Everything from psychology to biographies on successful business, people like jobs and Musk and Bezos and, and all those guys. And I think I've just been a very avid reader and consumer of stories and data and news and, and information about different success stories, different failures. All different kinds of businesses. And I think that that in general, continued to kind of help shape my views and how I I'm just always learning something too. Like always feel like I have a lot more to learn just a work in progress I'd say.
Connor: Nice. Yeah. That's good. That's nice and humble. Yeah. I would definitely recommend anybody read the Walter Isaacs and Steve jobs book. That's probably one of the best books I've ever read. Yeah. Great book. And the Musk, the Musk biography is pretty good. I haven't read the Bezos one, but yeah, the Musk one was pretty good.
Michael Epstein: Yeah. The everything store was a really good book on Bezos and there was actually another good book on Amazon that I like a lot called working backwards and it wasn't a biography, but we talk about like business books and learnings, and it was written by some of the senior execs at Amazon who were in the room for a lot of the big decisions that were made strategic decisions that were made at Amazon, both successes and failures teaches about like the management leadership principles of the company, how they approached certain decisions that were major decisions and how they became so successful.
And I really like that one as well. Again, shapes really helped shape a lot of my thinking, how to structure, meetings, how to think about hiring things like that always, always interested in learning that that was a fairly recent book.
Connor: Working backwards. Oh, I'd like to look at that. That reminds me of Ray Dalio's principles. Yep. That's genius. Like the idea meritocracy. Everything. Everybody who works with the company has an equal voice and it's, let's respect the idea. I try and bring that to all of my film sets because I've had experiences on film sets where the director, or even a gaffer, like somebody in middle or lower, like hierarchy will turn around and go, oh, sorry, Mr. Assistant Director. Sorry, Mr. Producer.
Like your idea doesn't mean shit here. Right? And you go like that shouldn't be the way like it should be whatever the idea brings to the table, look at it objectively. And it doesn't really matter where the source of that idea is it gonna help the project, the process then let's do it.
Michael Epstein: Yeah, no, absolutely. Right. And when I've run some of the larger eCommerce brands in almost every case, I start, we don't need to go on a tangent, but like I start by sitting with the customer service folks.
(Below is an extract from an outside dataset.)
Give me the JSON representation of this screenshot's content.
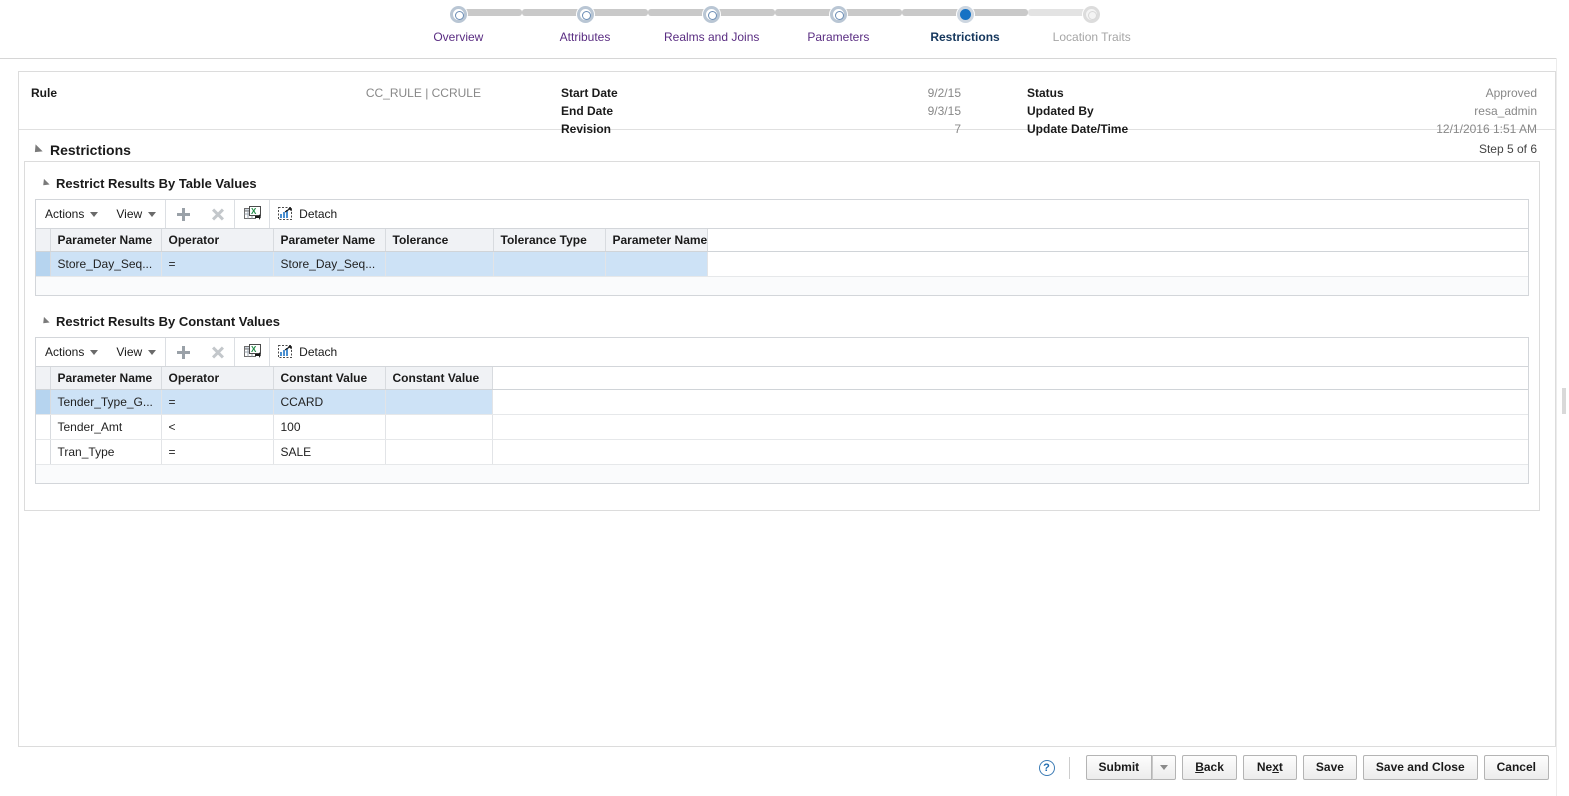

Nice because they're the closest to the customer. Like they're the people on the front lines with the customer on a daily basis.
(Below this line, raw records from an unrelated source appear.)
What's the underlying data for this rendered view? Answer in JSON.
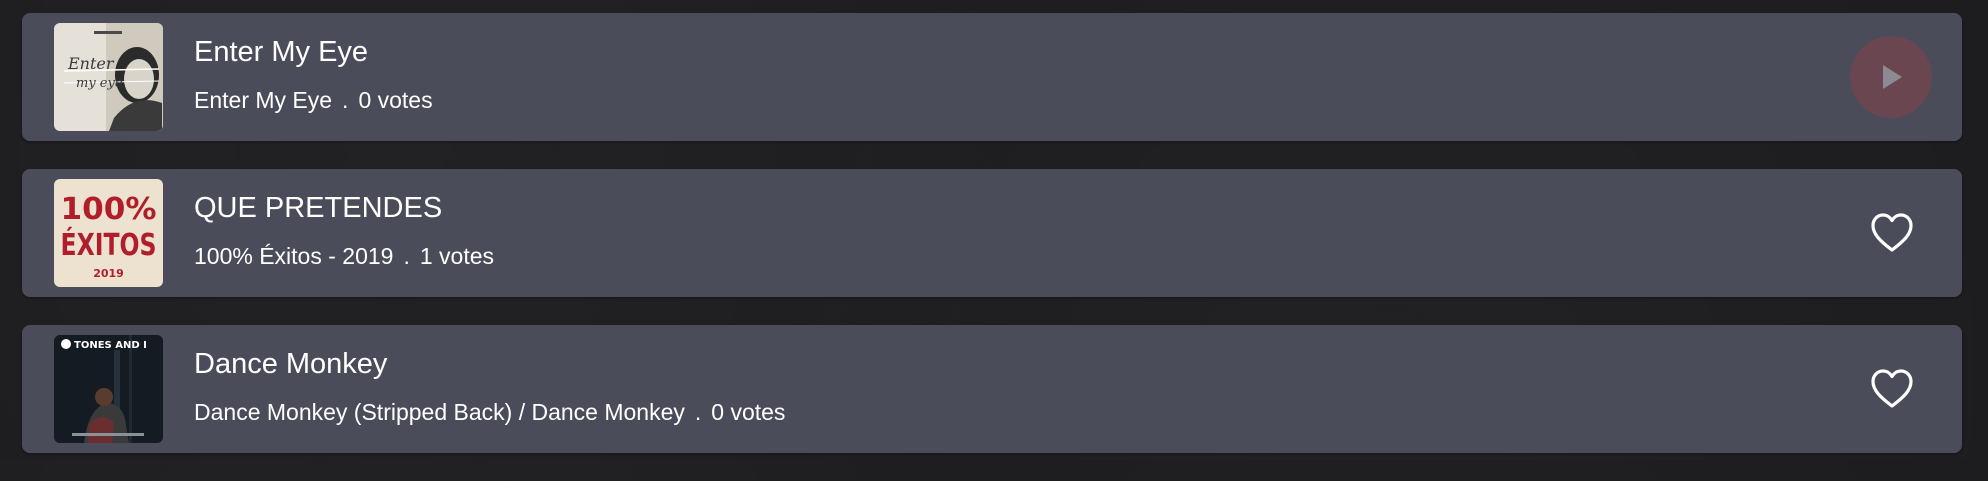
{
  "tracks": [
    {
      "title": "Enter My Eye",
      "album": "Enter My Eye",
      "votes": "0 votes",
      "separator": ".",
      "action": "play",
      "action_icon": "play-icon",
      "cover_icon": "album-cover-enter-my-eye",
      "cover_text": [
        "Enter",
        "my eye"
      ]
    },
    {
      "title": "QUE PRETENDES",
      "album": "100% Éxitos - 2019",
      "votes": "1 votes",
      "separator": ".",
      "action": "like",
      "action_icon": "heart-outline-icon",
      "cover_icon": "album-cover-100-exitos",
      "cover_text": [
        "100%",
        "ÉXITOS",
        "2019"
      ]
    },
    {
      "title": "Dance Monkey",
      "album": "Dance Monkey (Stripped Back) / Dance Monkey",
      "votes": "0 votes",
      "separator": ".",
      "action": "like",
      "action_icon": "heart-outline-icon",
      "cover_icon": "album-cover-dance-monkey",
      "cover_text": [
        "TONES AND I"
      ]
    }
  ],
  "colors": {
    "background": "#1d1d1f",
    "row": "#4a4c5a",
    "play_button": "#6a4650",
    "text": "#ffffff"
  }
}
And it is a gold mine of information. When you wanna know what the problems are at the company, don't start with like the VP. Start with the people that are talking to customers on a daily basis and hearing their pain points and complaints. And they will tell. Pretty definitively yeah. Where the problems are in the company. So, yeah I totally agree with the meritocracy approach and try and cultivate that wherever I am. Definitely a good call out.